Francis chuckled, rubbing at the scar on his nose, “Ah, well - he didn't care for the hat’s former owner, and kept stealing it off her head. But the veils do keep the black flies out of his eyes and ears.”

“So very practical,” Charles smiled. “Though I cannot quite believe the paragon of equine virtues has a history of stealing hats.”

“He really disliked her,” Francis said, pouring the tea, and blushing brick red.

Resting his chin on his hand, Charles murmured, “Oh, there has to be a story there.”

“Yes, well - one of Beardmore’s nieces got it into her head that she was going to come north to, erm,” Francis hunched his shoulders forward, “to find a husband.”

“And she didn't immediately fall for Jacques Boudreau?”

Francis gave a small giggle as he relaxed, “No, not quite.”

“Let’s see, she set her cap for someone young, with a good job that did not rely on luck or weather, and had all his teeth?” Charles teased gently.

“Afraid so, without taking her… target’s preferences into consideration,” Francis nodded. “She also had the idea that once married, she would convince her husband move her ‘back to civilization’, because she couldn't see any reason why anyone would stay here.”

“And I bet she didn't realize she doomed her plan as soon as she said that,” Charles murmured.

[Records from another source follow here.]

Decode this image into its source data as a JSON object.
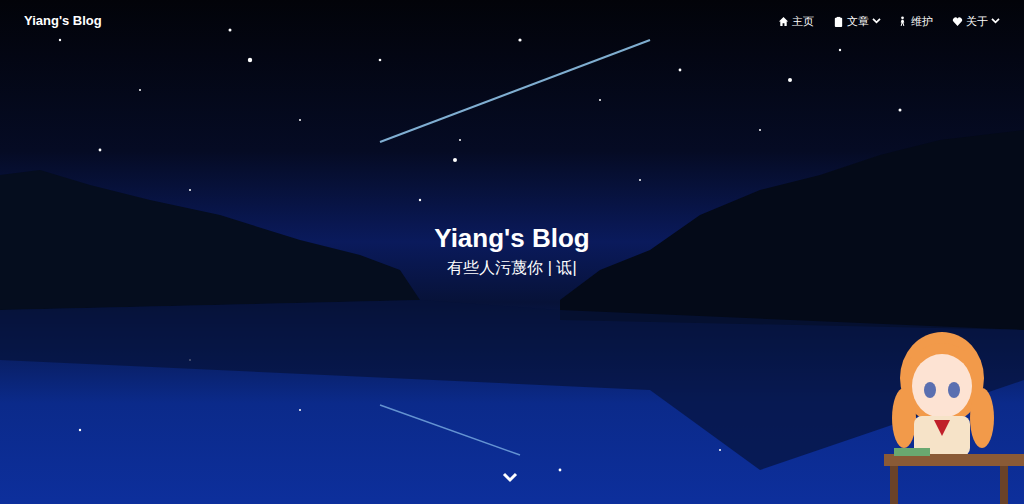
{
  "brand": "Yiang's Blog",
  "nav": [
    {
      "label": "主页",
      "dropdown": false
    },
    {
      "label": "文章",
      "dropdown": true
    },
    {
      "label": "维护",
      "dropdown": false
    },
    {
      "label": "关于",
      "dropdown": true
    }
  ],
  "hero": {
    "title": "Yiang's Blog",
    "subtitle": "有些人污蔑你 | 诋",
    "cursor": "|"
  }
}
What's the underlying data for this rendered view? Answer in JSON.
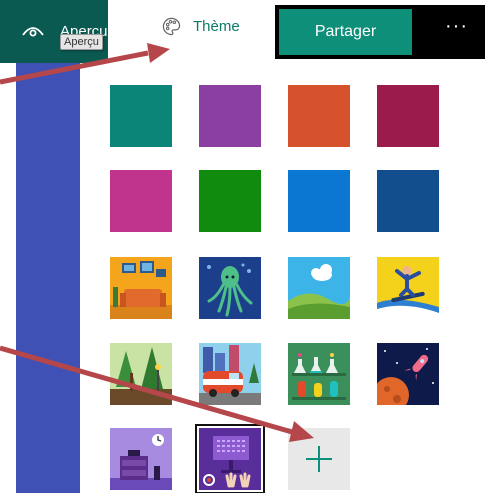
{
  "toolbar": {
    "preview_label": "Aperçu",
    "preview_tooltip": "Aperçu",
    "theme_label": "Thème",
    "share_label": "Partager",
    "more_label": "···"
  },
  "colors": {
    "preview_bg": "#0b5a52",
    "theme_text": "#0b7a68",
    "share_bg": "#0e8f7a",
    "sidebar": "#3f51b5",
    "annotation_arrow": "#b5474b"
  },
  "theme_swatches": [
    {
      "name": "teal",
      "color": "#0a8577"
    },
    {
      "name": "purple",
      "color": "#8b3fa2"
    },
    {
      "name": "orange",
      "color": "#d6522c"
    },
    {
      "name": "crimson",
      "color": "#9b1b4c"
    },
    {
      "name": "magenta",
      "color": "#c0348e"
    },
    {
      "name": "green",
      "color": "#108b0e"
    },
    {
      "name": "blue",
      "color": "#0b77d3"
    },
    {
      "name": "navy",
      "color": "#124e8e"
    }
  ],
  "theme_images": [
    {
      "name": "living-room-image"
    },
    {
      "name": "octopus-image"
    },
    {
      "name": "hills-cloud-image"
    },
    {
      "name": "snowboarder-image"
    },
    {
      "name": "forest-image"
    },
    {
      "name": "van-city-image"
    },
    {
      "name": "lab-flasks-image"
    },
    {
      "name": "space-rocket-image"
    },
    {
      "name": "desk-clock-image"
    },
    {
      "name": "presentation-image",
      "selected": true
    }
  ]
}
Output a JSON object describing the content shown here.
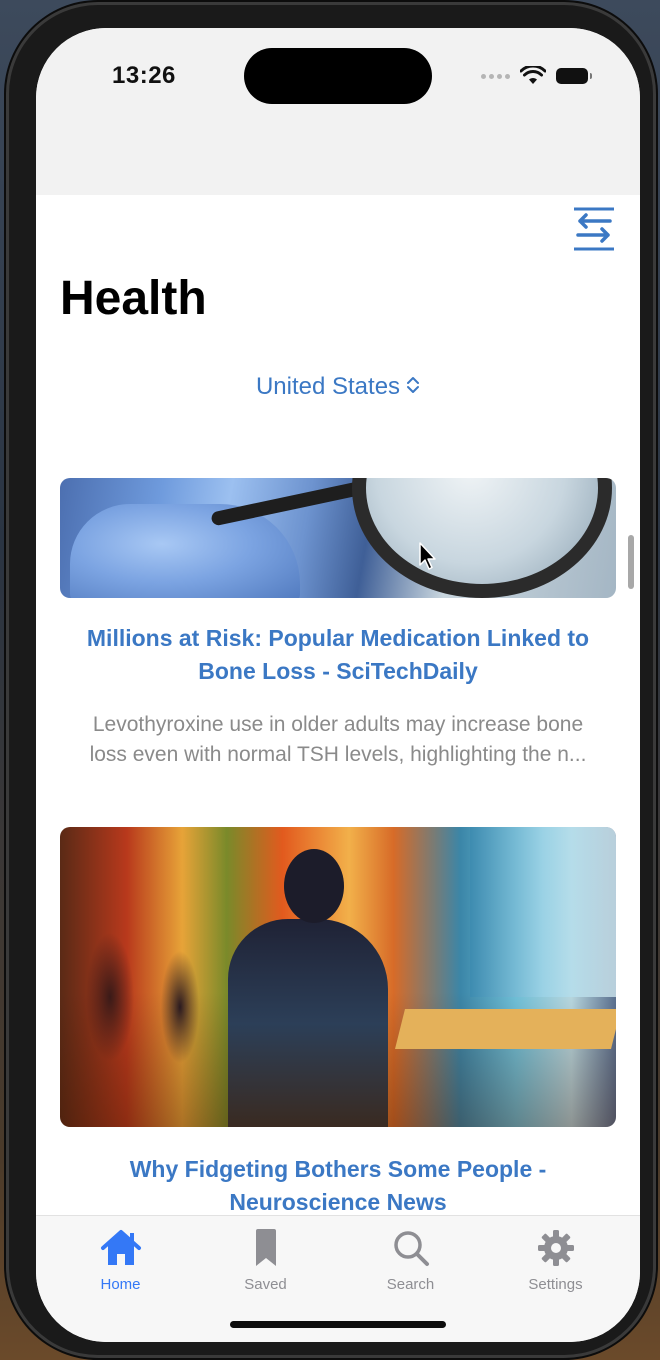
{
  "status_bar": {
    "time": "13:26"
  },
  "toolbar": {
    "filter_icon": "arrows-swap-icon"
  },
  "page": {
    "title": "Health"
  },
  "region_picker": {
    "value": "United States",
    "icon": "chevron-up-down-icon"
  },
  "articles": [
    {
      "headline": "Millions at Risk: Popular Medication Linked to Bone Loss - SciTechDaily",
      "summary_line1": "Levothyroxine use in older adults may increase bone",
      "summary_line2": "loss even with normal TSH levels, highlighting the n...",
      "image": "magnifying-glass-gloved-hand-photo"
    },
    {
      "headline": "Why Fidgeting Bothers Some People - Neuroscience News",
      "image": "colorful-cafe-silhouette-painting"
    }
  ],
  "tabbar": {
    "items": [
      {
        "label": "Home",
        "icon": "house-icon",
        "active": true
      },
      {
        "label": "Saved",
        "icon": "bookmark-icon",
        "active": false
      },
      {
        "label": "Search",
        "icon": "magnifying-glass-icon",
        "active": false
      },
      {
        "label": "Settings",
        "icon": "gear-icon",
        "active": false
      }
    ]
  },
  "colors": {
    "accent": "#3b78c4",
    "tab_active": "#3478f6",
    "tab_inactive": "#8e8e93",
    "summary_text": "#8a8a8a"
  }
}
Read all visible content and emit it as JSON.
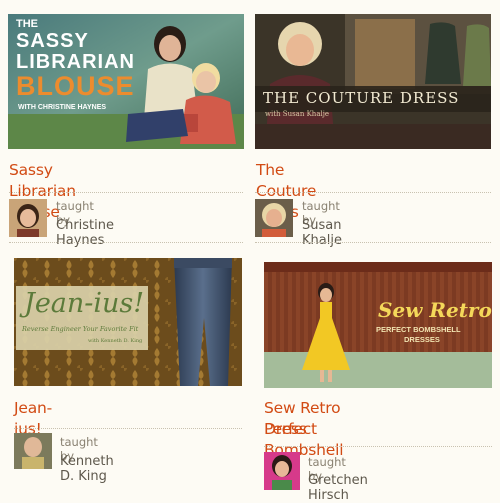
{
  "courses": [
    {
      "title": "Sassy Librarian Blouse",
      "thumb_line1": "THE",
      "thumb_line2": "SASSY",
      "thumb_line3": "LIBRARIAN",
      "thumb_line4": "BLOUSE",
      "thumb_line5": "WITH CHRISTINE HAYNES",
      "taught_by": "taught by",
      "instructor": "Christine Haynes"
    },
    {
      "title": "The Couture Dress",
      "thumb_line1": "THE COUTURE DRESS",
      "thumb_line2": "with Susan Khalje",
      "taught_by": "taught by",
      "instructor": "Susan Khalje"
    },
    {
      "title": "Jean-ius!",
      "thumb_line1": "Jean-ius!",
      "thumb_line2": "Reverse Engineer Your Favorite Fit",
      "thumb_line3": "with Kenneth D. King",
      "taught_by": "taught by",
      "instructor": "Kenneth D. King"
    },
    {
      "title_line1": "Sew Retro Perfect Bombshell",
      "title_line2": "Dress",
      "thumb_line1": "Sew Retro",
      "thumb_line2": "PERFECT BOMBSHELL",
      "thumb_line3": "DRESSES",
      "taught_by": "taught by",
      "instructor": "Gretchen Hirsch"
    }
  ],
  "colors": {
    "title_orange": "#d24b14",
    "page_bg": "#fdfbf4",
    "divider": "#c9c2b0"
  }
}
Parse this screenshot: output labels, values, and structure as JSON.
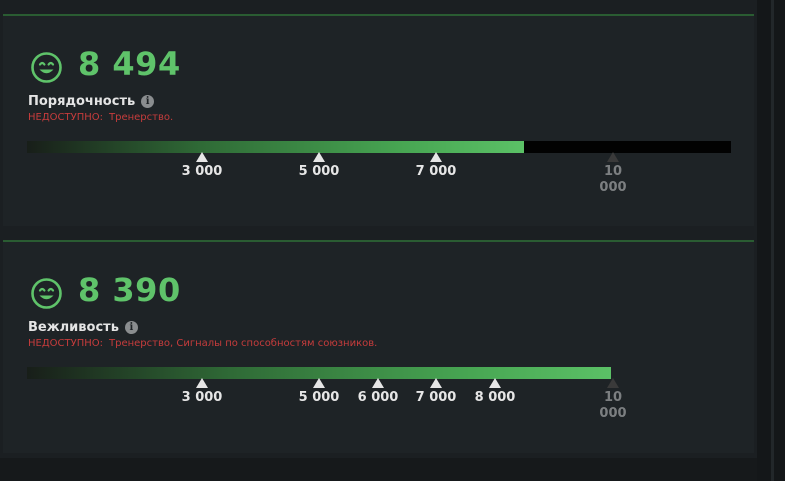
{
  "cards": [
    {
      "score": "8 494",
      "title": "Порядочность",
      "unavailable_label": "НЕДОСТУПНО:",
      "unavailable_text": "Тренерство.",
      "progress_fraction": 0.849,
      "markers": [
        {
          "label": "3 000",
          "state": "reached"
        },
        {
          "label": "5 000",
          "state": "reached"
        },
        {
          "label": "7 000",
          "state": "reached"
        },
        {
          "label": "10 000",
          "state": "locked"
        }
      ]
    },
    {
      "score": "8 390",
      "title": "Вежливость",
      "unavailable_label": "НЕДОСТУПНО:",
      "unavailable_text": "Тренерство, Сигналы по способностям союзников.",
      "progress_fraction": 0.839,
      "markers": [
        {
          "label": "3 000",
          "state": "reached"
        },
        {
          "label": "5 000",
          "state": "reached"
        },
        {
          "label": "6 000",
          "state": "reached"
        },
        {
          "label": "7 000",
          "state": "reached"
        },
        {
          "label": "8 000",
          "state": "reached"
        },
        {
          "label": "10 000",
          "state": "locked"
        }
      ]
    }
  ],
  "icons": {
    "face": "smiley-face-icon",
    "info": "info-icon",
    "reached_marker": "triangle-up-icon",
    "locked_marker": "triangle-up-dark-icon"
  },
  "colors": {
    "score": "#5fc36a",
    "unavailable": "#c63c3c",
    "bar_fill_end": "#5bc166",
    "panel_accent": "#2a5c32"
  }
}
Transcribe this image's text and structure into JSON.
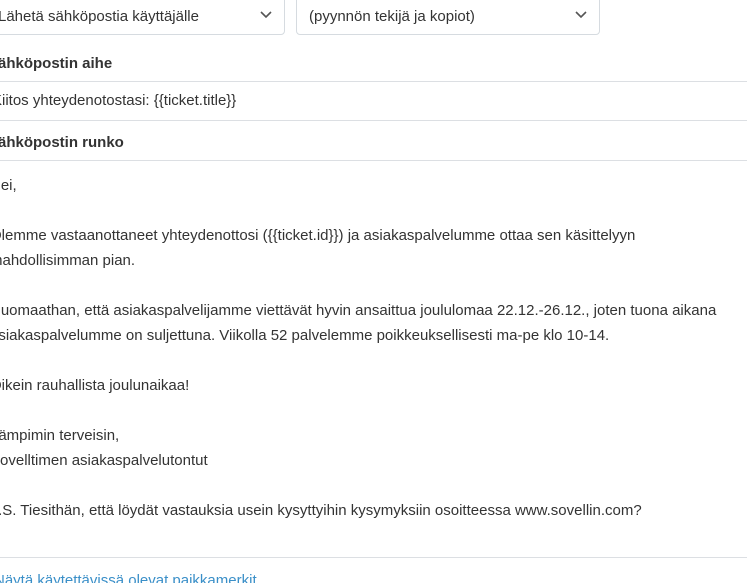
{
  "action_select": {
    "selected": "Lähetä sähköpostia käyttäjälle",
    "icon": "chevron-down-icon"
  },
  "recipients_select": {
    "selected": "(pyynnön tekijä ja kopiot)",
    "icon": "chevron-down-icon"
  },
  "subject": {
    "label": "Sähköpostin aihe",
    "value": "Kiitos yhteydenotostasi: {{ticket.title}}"
  },
  "body": {
    "label": "Sähköpostin runko",
    "lines": [
      "Hei,",
      "",
      "Olemme vastaanottaneet yhteydenottosi ({{ticket.id}}) ja asiakaspalvelumme ottaa sen käsittelyyn",
      "mahdollisimman pian.",
      "",
      "Huomaathan, että asiakaspalvelijamme viettävät hyvin ansaittua joululomaa  22.12.-26.12., joten tuona aikana",
      "asiakaspalvelumme on suljettuna. Viikolla 52 palvelemme poikkeuksellisesti ma-pe klo 10-14.",
      "",
      "Oikein rauhallista joulunaikaa!",
      "",
      "Lämpimin terveisin,",
      "Sovelltimen asiakaspalvelutontut",
      "",
      "P.S. Tiesithän, että löydät vastauksia usein kysyttyihin kysymyksiin osoitteessa www.sovellin.com?"
    ]
  },
  "placeholders_link": {
    "label": "Näytä käytettävissä olevat paikkamerkit"
  },
  "colors": {
    "link": "#3a8fc8",
    "border": "#d6dbe0",
    "divider": "#dcdfe3",
    "text": "#333333"
  }
}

Francis stared into his cup of tea, “Miss Mae picked up on my mood being in the mud whenever Miss Alice pushed her suit. So he took to antagonizing her whenever possible. When she stood on the steps of the post office and declared in front of half the town, ‘Either that beast goes or I do’, Mrs Beardmore stepped in and offered to help her pack.”

Charles laughed, “Knew I liked Mrs Elsie’s attitude for a reason!”